On the mile long walk the air was pretty bitter and the ground was frozen. On arrival on the South facing slope it was suddenly warm with the sun beaming down. A quick look produced a Wall Brown larva feeding in the sunshine. Moments later a large butterfly flew past me and settled 20 feet away. It was either a Red Admiral or a Peacock. I gradually moved to a position where I had a clear view and saw it was indeed a Peacock. The butterfly then flew again but landed in a much better position allowing a few photos.

A December 31st Peacock.

A little while later on a valley that was still sheltered from the sunshine the ground was still white, as it was in the garden for the rest of the day.

Frosty leaves.

A lovely Brown Hare was also seen from a distance bringing a rewarding final walk of 2020 to a close.

Friday 1 January 2021

Part 2 2020 Highlights.

 With travelling distances still being restricted as we moved into the Summer I was still having to stay within walking distance from home most of the time. This threw up more surprises and some quite rare finds.

In the early Summer I surveyed the valley for Small Eggar signs, having first finding a larval web of this species back in 2017. This is a rare moth in Sussex and was a very big surprise finding them local to me. Each year since I have found a few webs with a maximum count of 5. However, in 2020 there seems to have been a bit of a population explosion as I found 58 webs in total with probably several more being out of sight. The fully grown larva is particularly attractive.

Small Eggar larva.

My most popular find was another Large Tortoiseshell. This one, apart from some wing damage on one side, was much fresher than the Spring one. I also managed to get several friends onto the butterfly during its short stay along the valley.

Large Tortoiseshell.

James found a really nice Silver-washed Fritillary ab. confluens in Abbotts Wood that I managed to catch up with the following day. A really smart butterfly!!

Silver-washed Fritillary ab. confluens.

On the subject of aberrant forms, I was really pleased to find a Small Copper ab. shmidtii which is a form I have always wanted to see. To have found it myself made it even more special. Unfortunately it was a really hot day and the butterfly was very active so I didn't manage to get any good photos. 3 record shots remind me of this special butterfly though. As far as I am aware nobody else saw this particular butterfly.

Small Copper ab. schmidtii.

Probably the rarest moth I found was a Lace Border. With this being the 4th sighting in Sussex since the mid 1970s it was a very good find on my local patch. It probably had migrated over from the continent although the foodplant for the species is found in the vicinity. A thorough search later in 2021 is in order to see if a colony can become established. Once again only a poor record shot was achieved unfortunately before it flew into a bush and vanished.

Lace Border.

I had several days over the Summer searching for Clearwing moths. My favourite photos were of a Yellow-legged Clearwing in a woodland near Ringmer, and a Raspberry Clearwing that I was very surprised to catch in my own garden.

Yellow-legged Clearwing.

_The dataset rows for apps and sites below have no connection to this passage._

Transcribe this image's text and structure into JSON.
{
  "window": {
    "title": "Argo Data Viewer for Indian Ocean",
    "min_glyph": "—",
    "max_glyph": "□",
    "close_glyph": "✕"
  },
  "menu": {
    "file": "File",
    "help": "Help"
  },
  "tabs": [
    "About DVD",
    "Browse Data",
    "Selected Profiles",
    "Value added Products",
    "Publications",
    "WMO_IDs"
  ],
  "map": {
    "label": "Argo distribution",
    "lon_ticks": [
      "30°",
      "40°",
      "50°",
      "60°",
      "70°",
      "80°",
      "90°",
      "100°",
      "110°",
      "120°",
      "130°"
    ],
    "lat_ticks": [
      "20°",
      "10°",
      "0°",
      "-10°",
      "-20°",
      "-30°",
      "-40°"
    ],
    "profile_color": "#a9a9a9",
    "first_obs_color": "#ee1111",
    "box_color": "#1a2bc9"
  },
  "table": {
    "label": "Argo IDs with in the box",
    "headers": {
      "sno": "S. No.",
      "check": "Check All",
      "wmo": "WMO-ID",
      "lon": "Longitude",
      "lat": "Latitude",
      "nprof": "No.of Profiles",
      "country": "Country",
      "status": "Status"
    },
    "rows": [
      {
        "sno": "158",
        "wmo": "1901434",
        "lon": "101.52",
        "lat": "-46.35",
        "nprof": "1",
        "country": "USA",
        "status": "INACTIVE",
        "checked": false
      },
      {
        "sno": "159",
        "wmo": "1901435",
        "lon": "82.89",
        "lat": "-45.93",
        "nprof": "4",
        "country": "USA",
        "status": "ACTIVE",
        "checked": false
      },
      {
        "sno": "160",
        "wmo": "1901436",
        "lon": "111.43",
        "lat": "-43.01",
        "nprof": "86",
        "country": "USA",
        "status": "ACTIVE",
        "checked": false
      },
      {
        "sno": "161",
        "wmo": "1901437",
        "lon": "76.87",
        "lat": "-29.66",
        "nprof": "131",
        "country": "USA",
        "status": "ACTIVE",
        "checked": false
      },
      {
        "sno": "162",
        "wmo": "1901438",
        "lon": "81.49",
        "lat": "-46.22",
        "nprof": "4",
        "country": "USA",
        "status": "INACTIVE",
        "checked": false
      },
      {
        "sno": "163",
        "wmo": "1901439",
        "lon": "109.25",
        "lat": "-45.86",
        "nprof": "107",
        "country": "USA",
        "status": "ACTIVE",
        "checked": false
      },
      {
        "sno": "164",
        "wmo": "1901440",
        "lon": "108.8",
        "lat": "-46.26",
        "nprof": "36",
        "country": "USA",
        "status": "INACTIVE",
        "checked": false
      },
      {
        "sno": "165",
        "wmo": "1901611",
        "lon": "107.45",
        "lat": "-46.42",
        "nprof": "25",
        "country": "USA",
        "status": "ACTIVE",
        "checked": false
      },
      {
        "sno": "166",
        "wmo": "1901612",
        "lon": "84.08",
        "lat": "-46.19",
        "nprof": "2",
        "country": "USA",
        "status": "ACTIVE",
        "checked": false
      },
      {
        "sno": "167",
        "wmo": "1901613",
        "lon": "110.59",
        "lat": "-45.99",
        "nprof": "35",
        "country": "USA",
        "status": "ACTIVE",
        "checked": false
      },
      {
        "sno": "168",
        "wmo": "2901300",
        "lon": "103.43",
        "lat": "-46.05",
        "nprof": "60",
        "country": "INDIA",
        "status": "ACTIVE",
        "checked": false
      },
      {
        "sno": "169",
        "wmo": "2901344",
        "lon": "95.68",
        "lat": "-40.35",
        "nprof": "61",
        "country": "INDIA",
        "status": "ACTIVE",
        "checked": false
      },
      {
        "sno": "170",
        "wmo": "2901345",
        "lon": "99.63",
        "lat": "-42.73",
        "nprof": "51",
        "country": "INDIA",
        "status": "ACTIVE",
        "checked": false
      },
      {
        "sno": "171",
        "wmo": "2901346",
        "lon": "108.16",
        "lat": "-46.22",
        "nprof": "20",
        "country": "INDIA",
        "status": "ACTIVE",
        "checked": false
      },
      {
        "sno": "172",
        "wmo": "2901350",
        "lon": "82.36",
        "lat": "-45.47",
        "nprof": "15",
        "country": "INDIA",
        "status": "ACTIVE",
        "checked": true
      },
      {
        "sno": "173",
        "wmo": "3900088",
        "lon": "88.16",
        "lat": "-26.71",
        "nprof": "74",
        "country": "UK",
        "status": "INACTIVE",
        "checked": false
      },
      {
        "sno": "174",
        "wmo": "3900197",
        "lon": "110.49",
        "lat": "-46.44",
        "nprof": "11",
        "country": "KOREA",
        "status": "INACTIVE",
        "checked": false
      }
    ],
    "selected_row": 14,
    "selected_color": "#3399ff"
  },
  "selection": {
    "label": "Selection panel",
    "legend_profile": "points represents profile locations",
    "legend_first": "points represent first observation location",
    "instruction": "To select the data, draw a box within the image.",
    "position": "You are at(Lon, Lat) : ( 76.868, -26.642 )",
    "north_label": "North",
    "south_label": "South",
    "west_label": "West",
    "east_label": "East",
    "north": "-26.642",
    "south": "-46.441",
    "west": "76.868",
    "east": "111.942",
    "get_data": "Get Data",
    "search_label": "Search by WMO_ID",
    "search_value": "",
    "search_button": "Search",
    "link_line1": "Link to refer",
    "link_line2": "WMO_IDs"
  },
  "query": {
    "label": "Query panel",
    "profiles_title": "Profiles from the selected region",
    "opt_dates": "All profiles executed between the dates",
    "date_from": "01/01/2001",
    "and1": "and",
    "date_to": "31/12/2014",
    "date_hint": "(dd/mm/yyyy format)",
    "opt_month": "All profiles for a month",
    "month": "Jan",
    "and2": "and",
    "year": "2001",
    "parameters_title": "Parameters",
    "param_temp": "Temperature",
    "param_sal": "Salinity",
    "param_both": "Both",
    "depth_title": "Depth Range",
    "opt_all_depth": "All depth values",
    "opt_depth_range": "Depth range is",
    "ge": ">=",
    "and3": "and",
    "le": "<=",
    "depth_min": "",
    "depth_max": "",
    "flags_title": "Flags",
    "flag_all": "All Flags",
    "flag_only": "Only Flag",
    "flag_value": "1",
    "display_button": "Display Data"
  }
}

Raspberry Clearwing.

Dave invited me over to watch his garden Badgers one evening. Despite seeing Badgers on many occasions over the years it was excellent seeing one so close.

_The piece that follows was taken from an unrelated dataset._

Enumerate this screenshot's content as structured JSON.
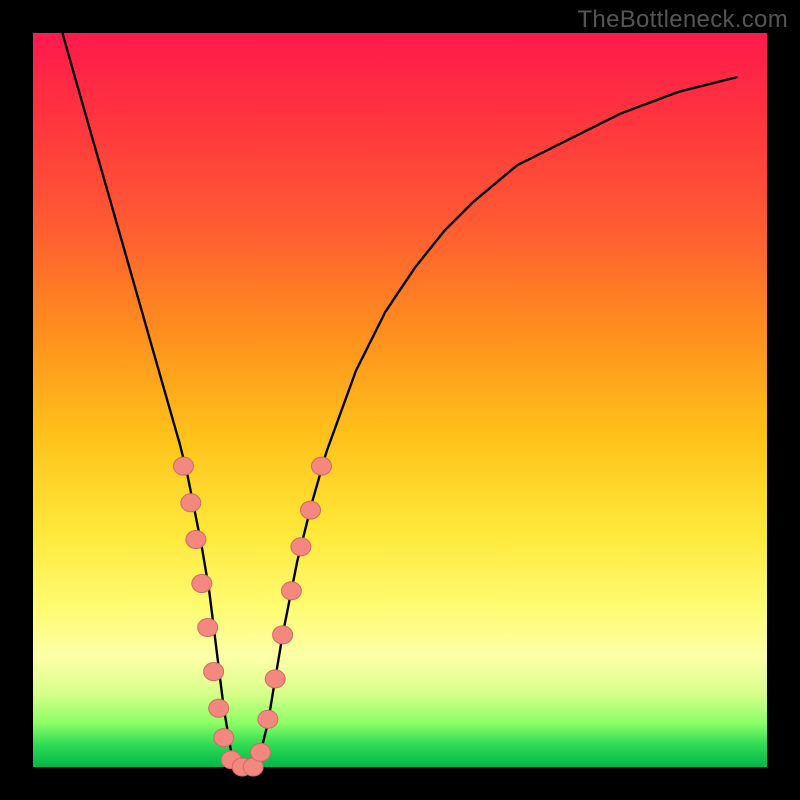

My final highlight of the year was to find several local colonies of Willow Emerald damselflies. This species has been spreading all over the South East and it was only a matter of time before they appeared on the River Cuckmere. 

Male Willow Emerald.